SUPPLIED RECORDS below:

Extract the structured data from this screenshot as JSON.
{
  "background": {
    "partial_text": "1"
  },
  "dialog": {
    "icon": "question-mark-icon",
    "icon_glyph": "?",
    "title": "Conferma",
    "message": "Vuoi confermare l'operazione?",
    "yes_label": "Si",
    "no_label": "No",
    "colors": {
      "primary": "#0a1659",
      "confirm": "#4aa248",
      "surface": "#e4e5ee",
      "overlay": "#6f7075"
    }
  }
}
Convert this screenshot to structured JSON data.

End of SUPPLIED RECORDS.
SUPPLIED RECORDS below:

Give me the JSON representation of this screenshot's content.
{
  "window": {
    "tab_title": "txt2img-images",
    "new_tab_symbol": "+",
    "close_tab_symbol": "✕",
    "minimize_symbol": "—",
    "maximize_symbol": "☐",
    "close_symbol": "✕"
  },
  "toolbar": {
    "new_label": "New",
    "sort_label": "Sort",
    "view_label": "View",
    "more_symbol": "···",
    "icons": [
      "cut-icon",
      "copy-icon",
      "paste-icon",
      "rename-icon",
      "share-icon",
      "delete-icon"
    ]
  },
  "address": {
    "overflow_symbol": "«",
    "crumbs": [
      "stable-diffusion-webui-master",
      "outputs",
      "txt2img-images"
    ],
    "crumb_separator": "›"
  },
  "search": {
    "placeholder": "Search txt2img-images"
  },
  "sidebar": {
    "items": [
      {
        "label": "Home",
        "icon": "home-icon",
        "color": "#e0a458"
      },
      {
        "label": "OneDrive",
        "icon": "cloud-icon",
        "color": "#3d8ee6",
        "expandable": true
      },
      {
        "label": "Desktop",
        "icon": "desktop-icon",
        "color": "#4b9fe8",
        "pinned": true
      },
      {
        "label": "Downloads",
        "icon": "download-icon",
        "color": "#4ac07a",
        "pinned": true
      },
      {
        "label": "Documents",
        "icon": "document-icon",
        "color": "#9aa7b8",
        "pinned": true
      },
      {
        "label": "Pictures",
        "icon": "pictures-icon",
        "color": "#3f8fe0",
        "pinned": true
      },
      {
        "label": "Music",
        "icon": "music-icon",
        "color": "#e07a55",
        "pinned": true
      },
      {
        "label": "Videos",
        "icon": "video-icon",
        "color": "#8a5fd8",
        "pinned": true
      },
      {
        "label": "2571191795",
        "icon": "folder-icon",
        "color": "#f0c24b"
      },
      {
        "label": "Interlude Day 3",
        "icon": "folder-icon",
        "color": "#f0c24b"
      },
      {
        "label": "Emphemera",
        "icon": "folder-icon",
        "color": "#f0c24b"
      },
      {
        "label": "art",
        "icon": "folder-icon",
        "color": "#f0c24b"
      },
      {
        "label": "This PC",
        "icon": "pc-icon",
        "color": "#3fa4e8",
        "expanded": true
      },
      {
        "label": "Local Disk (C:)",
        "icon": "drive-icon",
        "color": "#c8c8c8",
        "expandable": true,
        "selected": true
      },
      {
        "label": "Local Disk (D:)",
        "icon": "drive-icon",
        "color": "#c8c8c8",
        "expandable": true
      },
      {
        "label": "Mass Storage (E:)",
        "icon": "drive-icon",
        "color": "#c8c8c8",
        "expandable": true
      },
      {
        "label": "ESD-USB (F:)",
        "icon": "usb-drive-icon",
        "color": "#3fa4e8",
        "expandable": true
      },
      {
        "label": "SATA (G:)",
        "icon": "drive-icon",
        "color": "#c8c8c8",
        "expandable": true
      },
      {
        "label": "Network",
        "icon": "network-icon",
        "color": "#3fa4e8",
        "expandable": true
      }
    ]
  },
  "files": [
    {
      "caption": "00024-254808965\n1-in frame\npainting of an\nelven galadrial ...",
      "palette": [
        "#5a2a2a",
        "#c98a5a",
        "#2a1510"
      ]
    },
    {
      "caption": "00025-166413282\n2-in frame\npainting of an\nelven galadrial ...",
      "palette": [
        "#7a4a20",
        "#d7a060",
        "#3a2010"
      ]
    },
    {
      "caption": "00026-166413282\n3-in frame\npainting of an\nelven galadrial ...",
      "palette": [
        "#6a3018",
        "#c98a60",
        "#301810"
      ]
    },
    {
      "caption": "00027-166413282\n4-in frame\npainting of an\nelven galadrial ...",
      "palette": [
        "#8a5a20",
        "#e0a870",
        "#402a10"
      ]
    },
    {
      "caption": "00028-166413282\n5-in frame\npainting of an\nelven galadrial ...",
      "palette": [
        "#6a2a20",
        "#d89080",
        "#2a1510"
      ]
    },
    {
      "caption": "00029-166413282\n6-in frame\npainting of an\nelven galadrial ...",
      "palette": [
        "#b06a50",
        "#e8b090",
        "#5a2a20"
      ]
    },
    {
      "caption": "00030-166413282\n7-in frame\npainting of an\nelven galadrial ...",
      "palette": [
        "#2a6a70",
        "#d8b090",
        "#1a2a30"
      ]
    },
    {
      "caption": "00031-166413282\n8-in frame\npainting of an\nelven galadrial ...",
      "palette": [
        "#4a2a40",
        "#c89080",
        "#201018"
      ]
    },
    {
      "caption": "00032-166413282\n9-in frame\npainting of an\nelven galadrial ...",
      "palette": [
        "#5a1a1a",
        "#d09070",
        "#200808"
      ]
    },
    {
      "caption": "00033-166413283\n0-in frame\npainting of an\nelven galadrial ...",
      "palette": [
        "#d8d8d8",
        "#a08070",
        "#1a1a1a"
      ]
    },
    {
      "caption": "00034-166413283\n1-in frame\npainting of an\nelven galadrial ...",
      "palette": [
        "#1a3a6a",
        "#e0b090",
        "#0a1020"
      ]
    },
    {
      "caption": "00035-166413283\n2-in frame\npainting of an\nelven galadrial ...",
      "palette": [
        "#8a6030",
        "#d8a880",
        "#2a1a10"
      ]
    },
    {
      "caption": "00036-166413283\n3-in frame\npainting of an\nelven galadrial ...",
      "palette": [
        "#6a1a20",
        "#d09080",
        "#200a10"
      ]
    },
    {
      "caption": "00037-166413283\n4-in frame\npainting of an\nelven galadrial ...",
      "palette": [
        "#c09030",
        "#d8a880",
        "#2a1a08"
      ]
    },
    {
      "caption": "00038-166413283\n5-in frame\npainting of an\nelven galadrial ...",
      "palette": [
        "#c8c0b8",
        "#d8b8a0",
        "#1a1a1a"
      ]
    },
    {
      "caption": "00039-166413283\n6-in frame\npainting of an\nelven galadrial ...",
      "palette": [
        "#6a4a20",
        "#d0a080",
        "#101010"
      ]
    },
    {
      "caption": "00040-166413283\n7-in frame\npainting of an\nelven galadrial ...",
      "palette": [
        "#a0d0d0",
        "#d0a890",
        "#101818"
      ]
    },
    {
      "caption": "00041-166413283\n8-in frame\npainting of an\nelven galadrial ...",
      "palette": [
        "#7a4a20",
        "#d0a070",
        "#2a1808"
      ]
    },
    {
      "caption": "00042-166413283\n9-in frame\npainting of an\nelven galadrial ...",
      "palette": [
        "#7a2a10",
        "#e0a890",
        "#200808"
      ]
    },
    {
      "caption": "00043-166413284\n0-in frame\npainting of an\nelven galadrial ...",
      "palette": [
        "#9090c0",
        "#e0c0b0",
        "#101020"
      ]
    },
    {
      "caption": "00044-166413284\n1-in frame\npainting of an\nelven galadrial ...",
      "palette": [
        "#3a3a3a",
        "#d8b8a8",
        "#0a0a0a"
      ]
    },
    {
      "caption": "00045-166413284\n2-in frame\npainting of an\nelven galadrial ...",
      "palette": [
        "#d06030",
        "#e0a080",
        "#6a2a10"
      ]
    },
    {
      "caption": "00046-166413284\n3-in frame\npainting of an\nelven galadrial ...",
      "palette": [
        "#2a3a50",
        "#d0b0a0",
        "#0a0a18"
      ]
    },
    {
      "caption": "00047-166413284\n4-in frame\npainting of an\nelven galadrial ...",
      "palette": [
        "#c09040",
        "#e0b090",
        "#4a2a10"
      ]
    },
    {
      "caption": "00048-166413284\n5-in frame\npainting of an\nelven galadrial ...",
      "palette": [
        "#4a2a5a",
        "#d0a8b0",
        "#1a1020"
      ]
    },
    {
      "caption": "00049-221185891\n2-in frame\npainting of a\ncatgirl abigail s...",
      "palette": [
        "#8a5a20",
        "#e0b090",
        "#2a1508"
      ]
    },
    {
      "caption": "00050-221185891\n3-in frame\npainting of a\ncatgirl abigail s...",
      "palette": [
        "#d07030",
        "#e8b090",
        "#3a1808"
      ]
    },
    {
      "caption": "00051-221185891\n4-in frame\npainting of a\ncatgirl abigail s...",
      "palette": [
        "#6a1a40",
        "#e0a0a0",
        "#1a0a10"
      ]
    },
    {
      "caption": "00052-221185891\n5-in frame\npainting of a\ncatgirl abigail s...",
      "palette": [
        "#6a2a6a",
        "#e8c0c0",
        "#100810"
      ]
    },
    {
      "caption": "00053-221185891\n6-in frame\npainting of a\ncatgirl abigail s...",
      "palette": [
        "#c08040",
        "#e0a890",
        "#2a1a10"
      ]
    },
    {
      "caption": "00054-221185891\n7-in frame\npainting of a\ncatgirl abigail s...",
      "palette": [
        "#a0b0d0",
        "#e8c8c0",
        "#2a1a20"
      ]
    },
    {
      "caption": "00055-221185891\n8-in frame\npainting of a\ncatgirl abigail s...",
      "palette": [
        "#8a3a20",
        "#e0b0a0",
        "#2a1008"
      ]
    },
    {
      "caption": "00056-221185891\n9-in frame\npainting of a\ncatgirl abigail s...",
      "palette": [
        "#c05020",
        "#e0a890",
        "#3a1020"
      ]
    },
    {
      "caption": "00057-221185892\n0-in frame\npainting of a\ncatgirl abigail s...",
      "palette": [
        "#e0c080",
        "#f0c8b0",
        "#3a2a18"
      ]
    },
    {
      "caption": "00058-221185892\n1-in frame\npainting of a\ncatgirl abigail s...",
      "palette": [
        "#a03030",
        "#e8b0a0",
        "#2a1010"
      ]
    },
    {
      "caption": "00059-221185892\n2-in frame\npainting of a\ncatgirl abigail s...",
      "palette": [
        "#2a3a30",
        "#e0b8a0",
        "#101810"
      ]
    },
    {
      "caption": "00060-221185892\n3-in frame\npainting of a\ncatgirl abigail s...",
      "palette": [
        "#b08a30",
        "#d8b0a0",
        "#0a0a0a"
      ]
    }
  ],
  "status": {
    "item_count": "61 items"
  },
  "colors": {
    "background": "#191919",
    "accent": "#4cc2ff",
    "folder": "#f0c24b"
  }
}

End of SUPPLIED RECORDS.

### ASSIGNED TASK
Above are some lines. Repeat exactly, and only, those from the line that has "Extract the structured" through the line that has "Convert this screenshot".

### TASK SOLUTION
Extract the structured data from this screenshot as JSON.
{
  "background": {
    "partial_text": "1"
  },
  "dialog": {
    "icon": "question-mark-icon",
    "icon_glyph": "?",
    "title": "Conferma",
    "message": "Vuoi confermare l'operazione?",
    "yes_label": "Si",
    "no_label": "No",
    "colors": {
      "primary": "#0a1659",
      "confirm": "#4aa248",
      "surface": "#e4e5ee",
      "overlay": "#6f7075"
    }
  }
}
Convert this screenshot to structured JSON data.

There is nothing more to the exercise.